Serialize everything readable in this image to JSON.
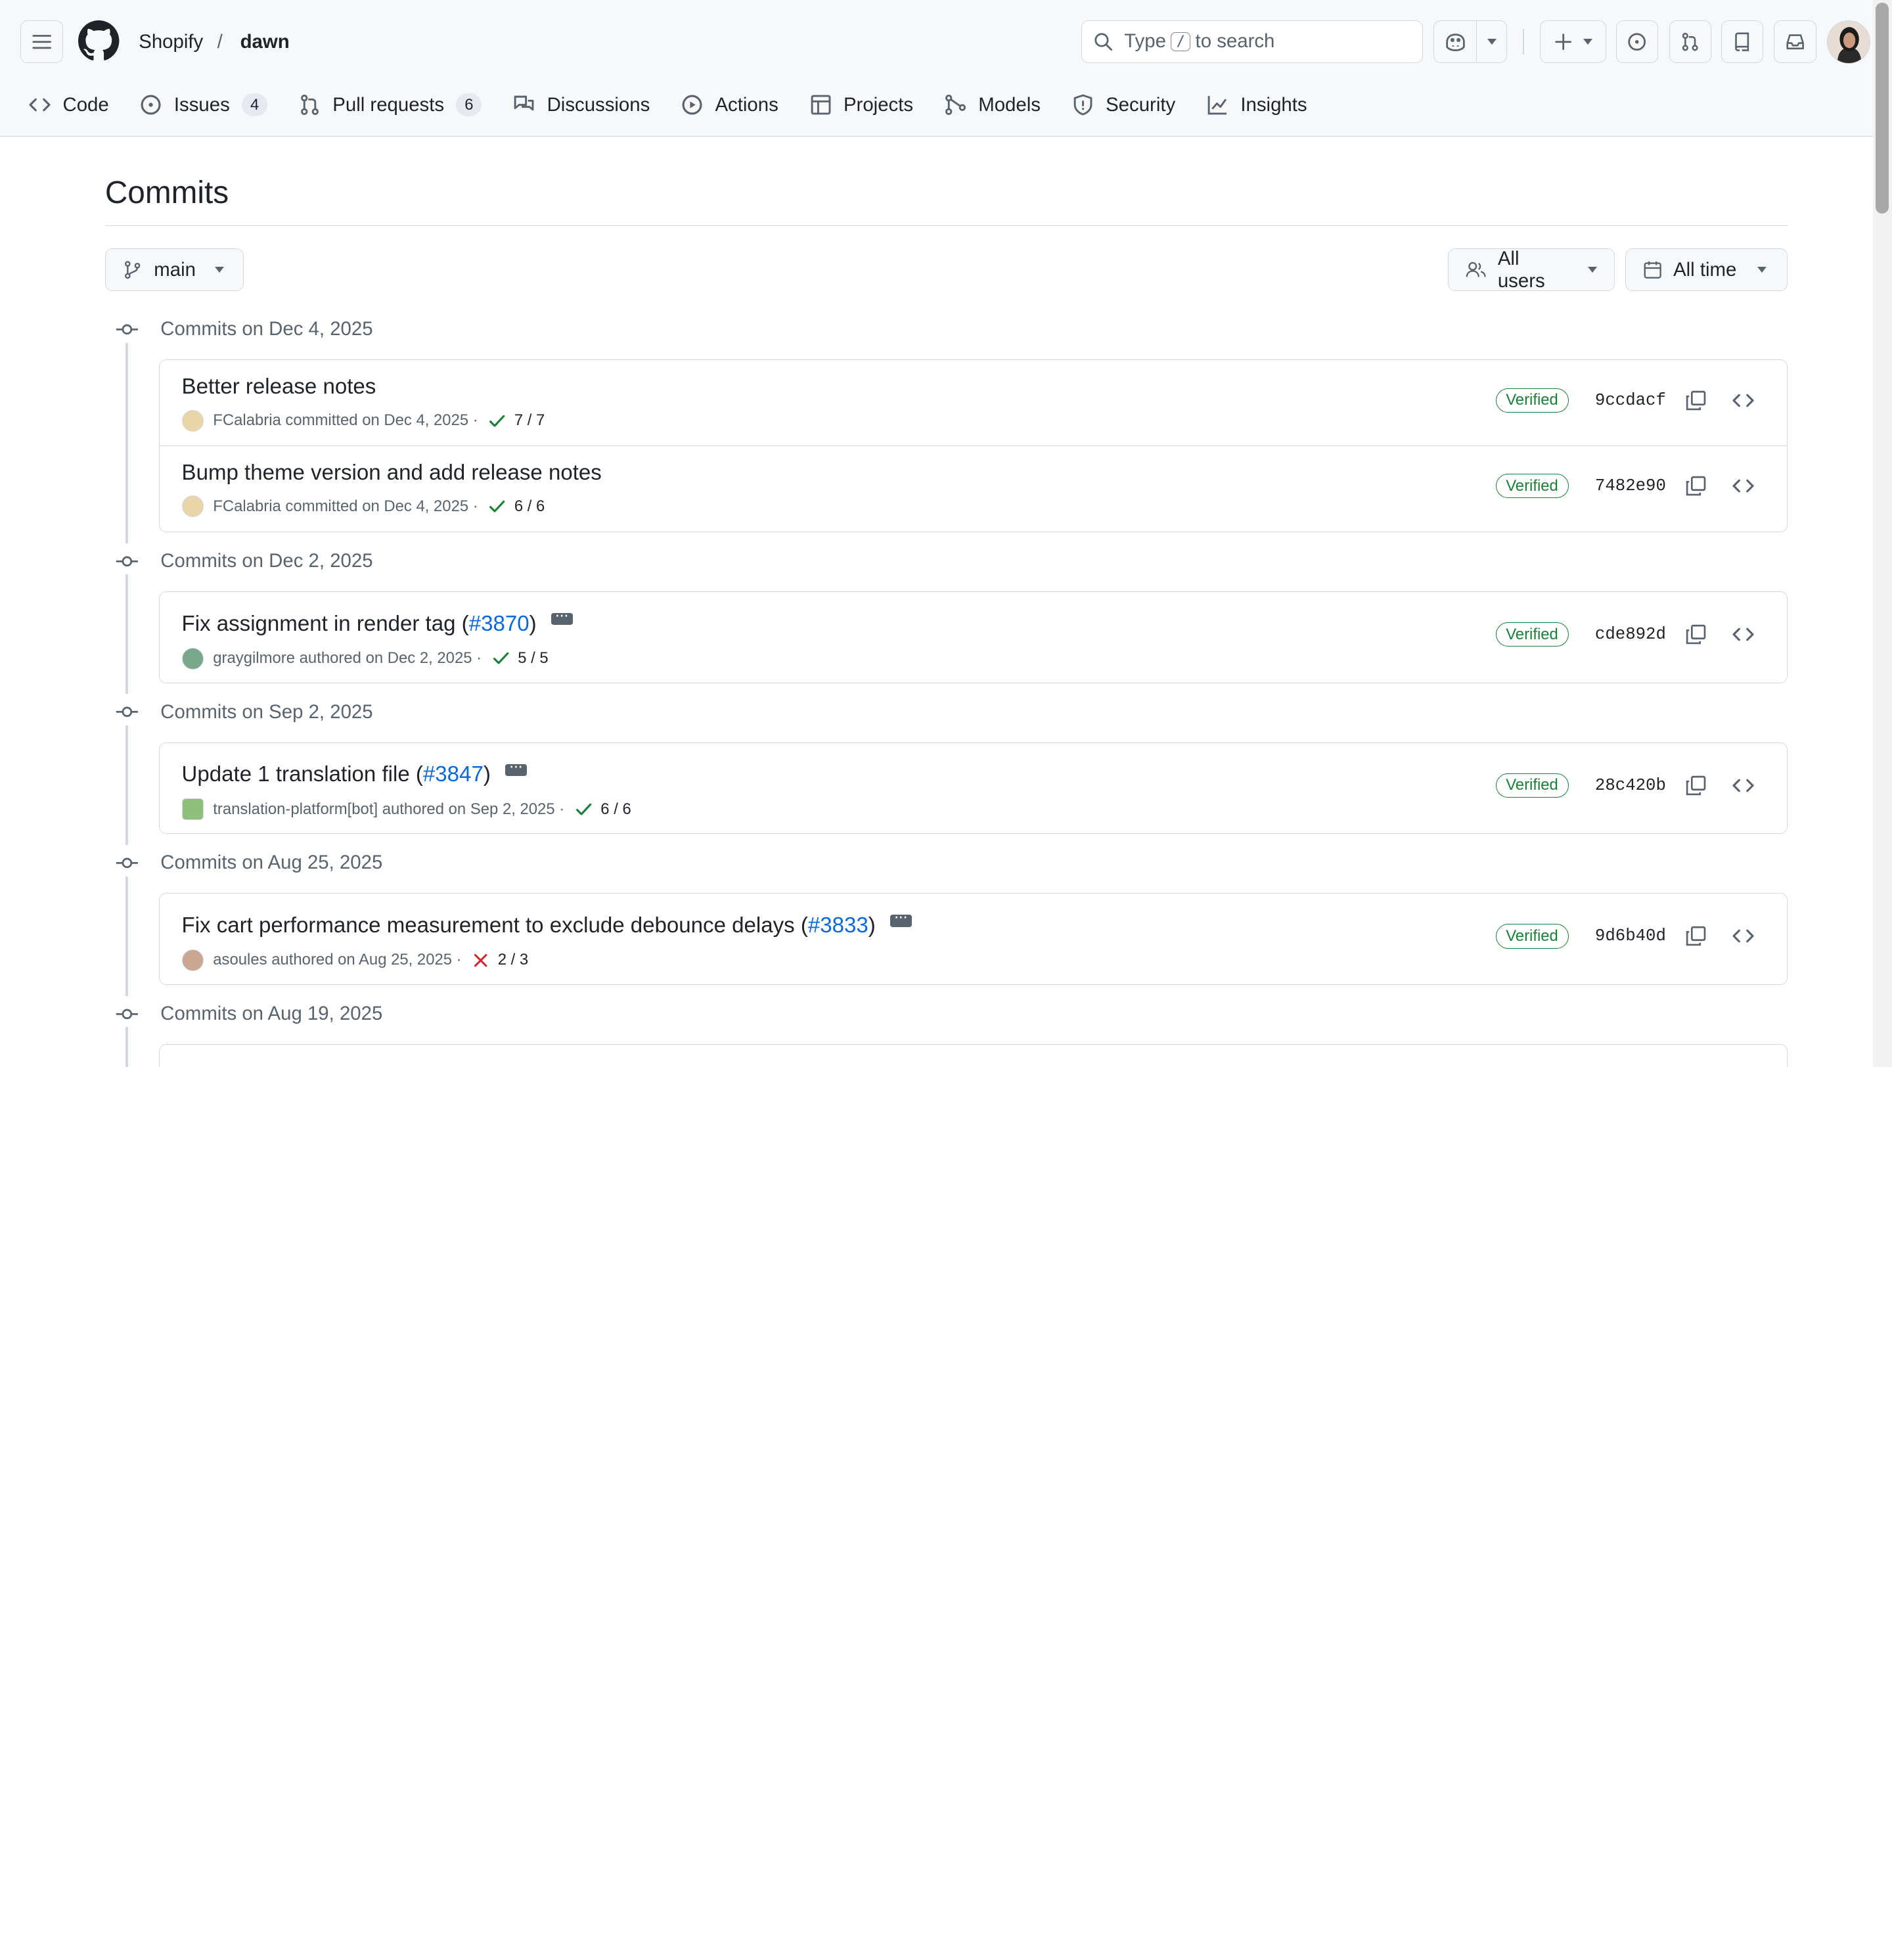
{
  "header": {
    "owner": "Shopify",
    "separator": "/",
    "repo": "dawn",
    "search_prefix": "Type",
    "search_key": "/",
    "search_suffix": "to search"
  },
  "tabs": [
    {
      "label": "Code",
      "icon": "code-icon"
    },
    {
      "label": "Issues",
      "icon": "issue-opened-icon",
      "count": "4"
    },
    {
      "label": "Pull requests",
      "icon": "git-pull-request-icon",
      "count": "6"
    },
    {
      "label": "Discussions",
      "icon": "comment-discussion-icon"
    },
    {
      "label": "Actions",
      "icon": "play-icon"
    },
    {
      "label": "Projects",
      "icon": "table-icon"
    },
    {
      "label": "Models",
      "icon": "ai-model-icon"
    },
    {
      "label": "Security",
      "icon": "shield-icon"
    },
    {
      "label": "Insights",
      "icon": "graph-icon"
    }
  ],
  "page": {
    "title": "Commits",
    "branch": "main",
    "users_filter": "All users",
    "time_filter": "All time"
  },
  "groups": [
    {
      "date_label": "Commits on Dec 4, 2025",
      "commits": [
        {
          "title": "Better release notes",
          "pr": "",
          "author": "FCalabria",
          "action": "committed",
          "date": "on Dec 4, 2025",
          "checks": "7 / 7",
          "status": "success",
          "verified": "Verified",
          "sha": "9ccdacf"
        },
        {
          "title": "Bump theme version and add release notes",
          "pr": "",
          "author": "FCalabria",
          "action": "committed",
          "date": "on Dec 4, 2025",
          "checks": "6 / 6",
          "status": "success",
          "verified": "Verified",
          "sha": "7482e90"
        }
      ]
    },
    {
      "date_label": "Commits on Dec 2, 2025",
      "commits": [
        {
          "title": "Fix assignment in render tag (",
          "pr": "#3870",
          "title_end": ")",
          "author": "graygilmore",
          "action": "authored",
          "date": "on Dec 2, 2025",
          "checks": "5 / 5",
          "status": "success",
          "verified": "Verified",
          "sha": "cde892d"
        }
      ]
    },
    {
      "date_label": "Commits on Sep 2, 2025",
      "commits": [
        {
          "title": "Update 1 translation file (",
          "pr": "#3847",
          "title_end": ")",
          "author": "translation-platform[bot]",
          "action": "authored",
          "date": "on Sep 2, 2025",
          "checks": "6 / 6",
          "status": "success",
          "verified": "Verified",
          "sha": "28c420b"
        }
      ]
    },
    {
      "date_label": "Commits on Aug 25, 2025",
      "commits": [
        {
          "title": "Fix cart performance measurement to exclude debounce delays (",
          "pr": "#3833",
          "title_end": ")",
          "author": "asoules",
          "action": "authored",
          "date": "on Aug 25, 2025",
          "checks": "2 / 3",
          "status": "failure",
          "verified": "Verified",
          "sha": "9d6b40d"
        }
      ]
    },
    {
      "date_label": "Commits on Aug 19, 2025",
      "commits": []
    }
  ],
  "colors": {
    "accent": "#0969da",
    "success": "#1a7f37",
    "danger": "#d1242f",
    "border": "#d1d9e0"
  }
}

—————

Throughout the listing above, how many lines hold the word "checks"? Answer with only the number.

(ANSWER BOX): 5